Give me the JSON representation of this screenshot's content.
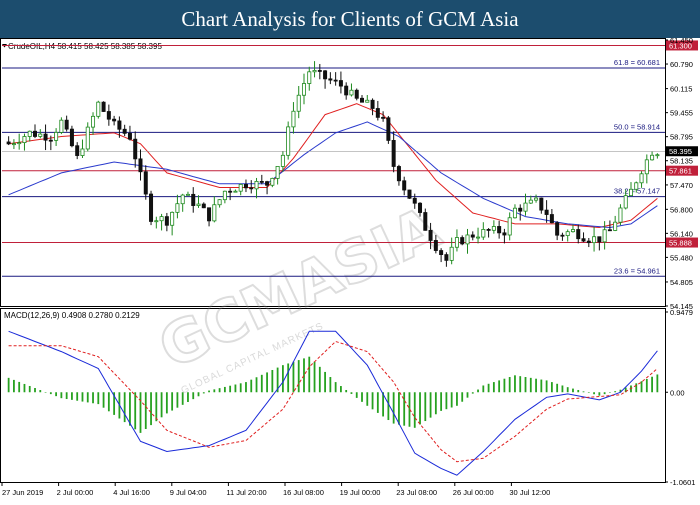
{
  "header": {
    "title": "Chart Analysis for Clients of GCM Asia"
  },
  "chart_data": {
    "type": "candlestick",
    "symbol_info": "CrudeOIL,H4  58.415 58.425 58.385 58.395",
    "watermark": "GCMASIA",
    "watermark_sub": "GLOBAL CAPITAL MARKETS",
    "ylim": [
      54.145,
      61.45
    ],
    "y_ticks": [
      "61.450",
      "60.790",
      "60.115",
      "59.455",
      "58.795",
      "58.135",
      "57.470",
      "56.800",
      "56.140",
      "55.480",
      "54.805",
      "54.145"
    ],
    "x_ticks": [
      "27 Jun 2019",
      "2 Jul 00:00",
      "4 Jul 16:00",
      "9 Jul 04:00",
      "11 Jul 20:00",
      "16 Jul 08:00",
      "19 Jul 00:00",
      "23 Jul 08:00",
      "26 Jul 00:00",
      "30 Jul 12:00"
    ],
    "current_price": {
      "value": 58.395,
      "label": "58.395",
      "color": "#000000"
    },
    "horizontal_lines": [
      {
        "value": 61.3,
        "label": "61.300",
        "color": "#c0203a",
        "tag": ""
      },
      {
        "value": 60.681,
        "label": "",
        "color": "#1a1a80",
        "tag": "61.8 = 60.681"
      },
      {
        "value": 58.914,
        "label": "",
        "color": "#1a1a80",
        "tag": "50.0 = 58.914"
      },
      {
        "value": 57.861,
        "label": "57.861",
        "color": "#c0203a",
        "tag": ""
      },
      {
        "value": 57.147,
        "label": "",
        "color": "#1a1a80",
        "tag": "38.2 = 57.147"
      },
      {
        "value": 55.888,
        "label": "55.888",
        "color": "#c0203a",
        "tag": ""
      },
      {
        "value": 54.961,
        "label": "",
        "color": "#1a1a80",
        "tag": "23.6 = 54.961"
      }
    ],
    "anchors": [
      [
        0,
        58.6
      ],
      [
        4,
        58.9
      ],
      [
        8,
        58.8
      ],
      [
        10,
        59.2
      ],
      [
        13,
        58.2
      ],
      [
        17,
        59.7
      ],
      [
        20,
        59.1
      ],
      [
        23,
        58.8
      ],
      [
        25,
        57.7
      ],
      [
        27,
        56.6
      ],
      [
        30,
        56.5
      ],
      [
        33,
        57.2
      ],
      [
        36,
        56.9
      ],
      [
        38,
        56.6
      ],
      [
        41,
        57.3
      ],
      [
        45,
        57.5
      ],
      [
        49,
        57.5
      ],
      [
        52,
        58.3
      ],
      [
        54,
        59.6
      ],
      [
        57,
        60.6
      ],
      [
        60,
        60.4
      ],
      [
        63,
        60.2
      ],
      [
        66,
        59.8
      ],
      [
        69,
        59.6
      ],
      [
        71,
        59.2
      ],
      [
        73,
        58.0
      ],
      [
        75,
        57.4
      ],
      [
        77,
        56.9
      ],
      [
        79,
        56.3
      ],
      [
        81,
        55.8
      ],
      [
        83,
        55.4
      ],
      [
        85,
        55.9
      ],
      [
        88,
        56.1
      ],
      [
        91,
        56.2
      ],
      [
        94,
        56.2
      ],
      [
        96,
        56.8
      ],
      [
        98,
        56.9
      ],
      [
        100,
        57.0
      ],
      [
        102,
        56.7
      ],
      [
        104,
        56.1
      ],
      [
        107,
        56.2
      ],
      [
        110,
        56.0
      ],
      [
        112,
        56.0
      ],
      [
        114,
        56.2
      ],
      [
        116,
        56.8
      ],
      [
        118,
        57.3
      ],
      [
        120,
        57.9
      ],
      [
        122,
        58.4
      ],
      [
        123,
        58.4
      ]
    ],
    "sma_red_anchors": [
      [
        0,
        58.6
      ],
      [
        10,
        58.8
      ],
      [
        20,
        58.9
      ],
      [
        25,
        58.6
      ],
      [
        30,
        57.8
      ],
      [
        40,
        57.4
      ],
      [
        49,
        57.4
      ],
      [
        54,
        58.2
      ],
      [
        60,
        59.4
      ],
      [
        66,
        59.7
      ],
      [
        71,
        59.4
      ],
      [
        76,
        58.5
      ],
      [
        81,
        57.6
      ],
      [
        88,
        56.7
      ],
      [
        96,
        56.4
      ],
      [
        104,
        56.4
      ],
      [
        112,
        56.3
      ],
      [
        118,
        56.5
      ],
      [
        123,
        57.1
      ]
    ],
    "sma_blue_anchors": [
      [
        0,
        57.2
      ],
      [
        10,
        57.8
      ],
      [
        20,
        58.1
      ],
      [
        30,
        57.9
      ],
      [
        40,
        57.5
      ],
      [
        49,
        57.5
      ],
      [
        56,
        58.3
      ],
      [
        62,
        58.9
      ],
      [
        68,
        59.2
      ],
      [
        74,
        58.8
      ],
      [
        82,
        57.8
      ],
      [
        90,
        57.1
      ],
      [
        98,
        56.6
      ],
      [
        106,
        56.4
      ],
      [
        114,
        56.3
      ],
      [
        118,
        56.4
      ],
      [
        123,
        56.9
      ]
    ],
    "macd": {
      "label": "MACD(12,26,9) 0.4908 0.2780 0.2129",
      "ylim": [
        -1.0601,
        0.9479
      ],
      "y_ticks": [
        "0.9479",
        "0.00",
        "-1.0601"
      ],
      "macd_anchors": [
        [
          0,
          0.72
        ],
        [
          10,
          0.48
        ],
        [
          17,
          0.28
        ],
        [
          25,
          -0.58
        ],
        [
          30,
          -0.7
        ],
        [
          38,
          -0.63
        ],
        [
          45,
          -0.45
        ],
        [
          52,
          0.12
        ],
        [
          57,
          0.72
        ],
        [
          62,
          0.72
        ],
        [
          68,
          0.32
        ],
        [
          73,
          -0.25
        ],
        [
          77,
          -0.72
        ],
        [
          82,
          -0.9
        ],
        [
          85,
          -0.98
        ],
        [
          90,
          -0.7
        ],
        [
          96,
          -0.32
        ],
        [
          102,
          -0.06
        ],
        [
          106,
          -0.02
        ],
        [
          112,
          -0.09
        ],
        [
          116,
          0.0
        ],
        [
          120,
          0.25
        ],
        [
          123,
          0.49
        ]
      ],
      "signal_anchors": [
        [
          0,
          0.55
        ],
        [
          10,
          0.55
        ],
        [
          17,
          0.42
        ],
        [
          25,
          -0.1
        ],
        [
          30,
          -0.45
        ],
        [
          38,
          -0.65
        ],
        [
          45,
          -0.57
        ],
        [
          52,
          -0.2
        ],
        [
          57,
          0.3
        ],
        [
          62,
          0.6
        ],
        [
          68,
          0.48
        ],
        [
          73,
          0.12
        ],
        [
          77,
          -0.3
        ],
        [
          82,
          -0.68
        ],
        [
          85,
          -0.82
        ],
        [
          90,
          -0.78
        ],
        [
          96,
          -0.52
        ],
        [
          102,
          -0.2
        ],
        [
          106,
          -0.08
        ],
        [
          112,
          -0.05
        ],
        [
          116,
          -0.03
        ],
        [
          120,
          0.12
        ],
        [
          123,
          0.28
        ]
      ]
    },
    "colors": {
      "bull": "#1e8a1e",
      "bear": "#111111",
      "sma_red": "#e02020",
      "sma_blue": "#2a3acd",
      "macd_line": "#1a2ad8",
      "signal_line": "#e02020",
      "histogram": "#26a11f",
      "axis": "#000000"
    }
  }
}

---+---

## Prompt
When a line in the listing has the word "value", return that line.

## Completed task
      "value": 58.395,
        "value": 61.3,
        "value": 60.681,
        "value": 58.914,
        "value": 57.861,
        "value": 57.147,
        "value": 55.888,
        "value": 54.961,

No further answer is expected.